“In Michigan, overall, original Medicare enrollments are decreasing year by year, while Medicare Advantage enrollments are increasing,” said Hibbitts. “We expect this trend to continue as products become more desirable with the unique supplemental benefits health plans Priority Health [is already] offering.”
John C. Goodman, founder, president, and CEO of The Goodman Institute, a public policy organization that champions free-market health care solutions, says the federal government should do more to allow seniors to benefit from Medicare Advantage.
“A study published in Health Affairsfinds that the Medicare Advantage program costs less and delivers higher quality care than traditional Medicare,” said Goodman.
“Within the Medicare Advantage program, the most successful plans are the ones administered by independent doctors’ associations,” said Goodman. “These plans are showing that integrated care, coordinated care, medical homes, and electronic information sharing actually work to keep patients healthier and improve medical outcomes.”
Goodman says private-sector plans available through Medicare Advantage far outperform traditional, government-run Medicare.
“The most successful part of Medicare is run by private insurers,” Goodman said. “These private plans are virtually indistinguishable from the private insurance non-seniors have.”
Jeff Reynolds ([email protected]) writes from Portland, Oregon.

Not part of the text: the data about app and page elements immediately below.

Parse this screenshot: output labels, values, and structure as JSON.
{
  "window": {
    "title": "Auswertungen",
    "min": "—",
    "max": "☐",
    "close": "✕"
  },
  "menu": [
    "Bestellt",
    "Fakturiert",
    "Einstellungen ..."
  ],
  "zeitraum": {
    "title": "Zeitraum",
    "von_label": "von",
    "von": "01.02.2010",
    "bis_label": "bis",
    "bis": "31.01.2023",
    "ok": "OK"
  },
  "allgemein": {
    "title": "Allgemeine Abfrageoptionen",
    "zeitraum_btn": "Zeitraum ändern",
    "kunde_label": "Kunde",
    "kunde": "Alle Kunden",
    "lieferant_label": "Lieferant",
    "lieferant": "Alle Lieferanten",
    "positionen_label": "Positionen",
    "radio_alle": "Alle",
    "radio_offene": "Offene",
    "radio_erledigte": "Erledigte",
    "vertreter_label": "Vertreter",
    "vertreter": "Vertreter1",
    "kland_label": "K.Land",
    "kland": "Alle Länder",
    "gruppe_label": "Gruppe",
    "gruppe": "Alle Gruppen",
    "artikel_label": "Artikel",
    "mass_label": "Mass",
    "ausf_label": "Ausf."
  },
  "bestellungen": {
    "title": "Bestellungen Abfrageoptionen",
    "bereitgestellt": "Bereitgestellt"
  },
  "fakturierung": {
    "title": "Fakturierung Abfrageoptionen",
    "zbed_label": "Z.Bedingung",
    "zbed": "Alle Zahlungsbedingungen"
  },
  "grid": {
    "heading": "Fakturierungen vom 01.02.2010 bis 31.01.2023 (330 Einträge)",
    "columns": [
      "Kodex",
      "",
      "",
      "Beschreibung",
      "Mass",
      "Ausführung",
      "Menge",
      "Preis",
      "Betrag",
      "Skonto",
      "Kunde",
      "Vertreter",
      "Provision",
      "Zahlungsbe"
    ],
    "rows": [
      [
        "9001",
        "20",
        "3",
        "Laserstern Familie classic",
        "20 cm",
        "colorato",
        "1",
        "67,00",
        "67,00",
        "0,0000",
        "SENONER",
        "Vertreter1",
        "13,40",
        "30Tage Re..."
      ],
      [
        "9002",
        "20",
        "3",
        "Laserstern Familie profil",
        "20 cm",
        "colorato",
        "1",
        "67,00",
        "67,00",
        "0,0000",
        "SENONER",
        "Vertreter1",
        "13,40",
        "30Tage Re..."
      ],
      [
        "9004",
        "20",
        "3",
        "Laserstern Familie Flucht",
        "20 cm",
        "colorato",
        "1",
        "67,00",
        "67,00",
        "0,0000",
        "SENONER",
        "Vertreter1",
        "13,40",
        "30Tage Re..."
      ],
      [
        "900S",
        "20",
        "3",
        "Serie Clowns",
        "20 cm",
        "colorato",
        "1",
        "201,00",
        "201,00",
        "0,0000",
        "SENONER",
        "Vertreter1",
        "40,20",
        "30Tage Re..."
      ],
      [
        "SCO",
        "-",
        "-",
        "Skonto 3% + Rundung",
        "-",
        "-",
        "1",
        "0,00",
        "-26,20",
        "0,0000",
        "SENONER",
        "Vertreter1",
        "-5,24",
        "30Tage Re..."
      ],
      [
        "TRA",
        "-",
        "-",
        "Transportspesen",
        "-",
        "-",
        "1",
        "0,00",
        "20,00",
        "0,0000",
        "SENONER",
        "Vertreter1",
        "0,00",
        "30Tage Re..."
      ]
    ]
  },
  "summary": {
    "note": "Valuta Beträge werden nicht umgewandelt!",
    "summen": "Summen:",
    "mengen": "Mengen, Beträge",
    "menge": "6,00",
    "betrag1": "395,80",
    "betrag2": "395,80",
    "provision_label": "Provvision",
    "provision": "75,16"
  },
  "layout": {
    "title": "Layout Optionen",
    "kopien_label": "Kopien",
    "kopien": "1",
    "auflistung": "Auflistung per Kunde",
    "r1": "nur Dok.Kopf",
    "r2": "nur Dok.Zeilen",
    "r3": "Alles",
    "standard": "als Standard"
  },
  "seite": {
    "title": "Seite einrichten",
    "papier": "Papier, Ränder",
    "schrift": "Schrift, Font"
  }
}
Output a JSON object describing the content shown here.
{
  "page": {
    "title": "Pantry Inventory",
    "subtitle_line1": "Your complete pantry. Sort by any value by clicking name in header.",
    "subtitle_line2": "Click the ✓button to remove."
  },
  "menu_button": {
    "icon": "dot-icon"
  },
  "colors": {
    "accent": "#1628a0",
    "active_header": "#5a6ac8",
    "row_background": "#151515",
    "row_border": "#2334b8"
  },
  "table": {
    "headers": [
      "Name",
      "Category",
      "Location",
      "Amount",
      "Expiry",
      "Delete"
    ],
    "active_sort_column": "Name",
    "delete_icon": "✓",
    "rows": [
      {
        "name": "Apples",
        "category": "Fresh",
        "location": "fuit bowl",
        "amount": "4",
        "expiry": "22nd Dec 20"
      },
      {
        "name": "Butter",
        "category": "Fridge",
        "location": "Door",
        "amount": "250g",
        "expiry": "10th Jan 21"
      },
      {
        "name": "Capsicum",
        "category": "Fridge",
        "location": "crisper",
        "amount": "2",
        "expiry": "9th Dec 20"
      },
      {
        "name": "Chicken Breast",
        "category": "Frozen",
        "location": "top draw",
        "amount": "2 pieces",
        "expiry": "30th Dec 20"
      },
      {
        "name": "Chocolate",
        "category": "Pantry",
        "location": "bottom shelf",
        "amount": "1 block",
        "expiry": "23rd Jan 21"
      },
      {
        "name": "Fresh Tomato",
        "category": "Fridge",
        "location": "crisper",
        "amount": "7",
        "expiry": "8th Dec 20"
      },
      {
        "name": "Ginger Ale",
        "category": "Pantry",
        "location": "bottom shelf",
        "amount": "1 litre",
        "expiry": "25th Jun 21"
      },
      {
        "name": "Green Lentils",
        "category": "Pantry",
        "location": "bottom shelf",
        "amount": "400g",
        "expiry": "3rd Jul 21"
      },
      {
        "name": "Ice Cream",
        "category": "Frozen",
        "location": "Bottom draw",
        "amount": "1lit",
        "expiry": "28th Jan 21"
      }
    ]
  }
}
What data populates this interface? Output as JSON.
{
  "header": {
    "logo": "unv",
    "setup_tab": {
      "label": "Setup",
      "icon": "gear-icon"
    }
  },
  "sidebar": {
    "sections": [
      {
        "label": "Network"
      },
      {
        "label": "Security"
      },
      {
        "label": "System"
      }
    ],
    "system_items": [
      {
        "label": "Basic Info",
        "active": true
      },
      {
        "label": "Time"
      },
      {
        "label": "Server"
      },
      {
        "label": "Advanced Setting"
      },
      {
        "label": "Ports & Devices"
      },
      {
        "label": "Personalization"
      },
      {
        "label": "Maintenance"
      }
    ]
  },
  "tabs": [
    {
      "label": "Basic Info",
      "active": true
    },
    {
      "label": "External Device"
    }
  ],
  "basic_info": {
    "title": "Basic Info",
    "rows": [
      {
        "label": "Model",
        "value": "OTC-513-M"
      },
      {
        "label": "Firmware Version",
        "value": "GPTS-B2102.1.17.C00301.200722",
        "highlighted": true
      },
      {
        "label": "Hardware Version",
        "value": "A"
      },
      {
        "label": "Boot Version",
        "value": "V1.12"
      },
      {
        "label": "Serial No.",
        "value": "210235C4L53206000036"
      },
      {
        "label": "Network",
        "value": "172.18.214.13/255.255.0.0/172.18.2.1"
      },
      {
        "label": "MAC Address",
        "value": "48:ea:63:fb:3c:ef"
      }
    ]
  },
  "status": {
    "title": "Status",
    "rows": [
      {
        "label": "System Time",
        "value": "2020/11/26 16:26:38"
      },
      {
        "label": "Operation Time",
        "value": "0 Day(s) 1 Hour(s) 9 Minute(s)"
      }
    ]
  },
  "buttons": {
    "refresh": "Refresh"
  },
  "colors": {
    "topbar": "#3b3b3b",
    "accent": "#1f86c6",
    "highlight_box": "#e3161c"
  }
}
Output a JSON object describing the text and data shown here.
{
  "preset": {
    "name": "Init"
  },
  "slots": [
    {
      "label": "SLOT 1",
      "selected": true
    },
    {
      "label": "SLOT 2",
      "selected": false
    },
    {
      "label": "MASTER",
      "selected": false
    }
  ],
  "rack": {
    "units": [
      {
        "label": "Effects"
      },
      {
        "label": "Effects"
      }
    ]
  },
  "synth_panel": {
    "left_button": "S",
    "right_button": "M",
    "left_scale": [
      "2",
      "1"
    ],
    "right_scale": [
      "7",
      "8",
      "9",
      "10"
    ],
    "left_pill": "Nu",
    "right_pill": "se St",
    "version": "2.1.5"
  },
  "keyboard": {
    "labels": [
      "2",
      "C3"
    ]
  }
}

Primary Care Physician Networks in Medicare Advantage, April 2019, Yevgeniy Feyman, Jose Figueroa, Daniel Polcky.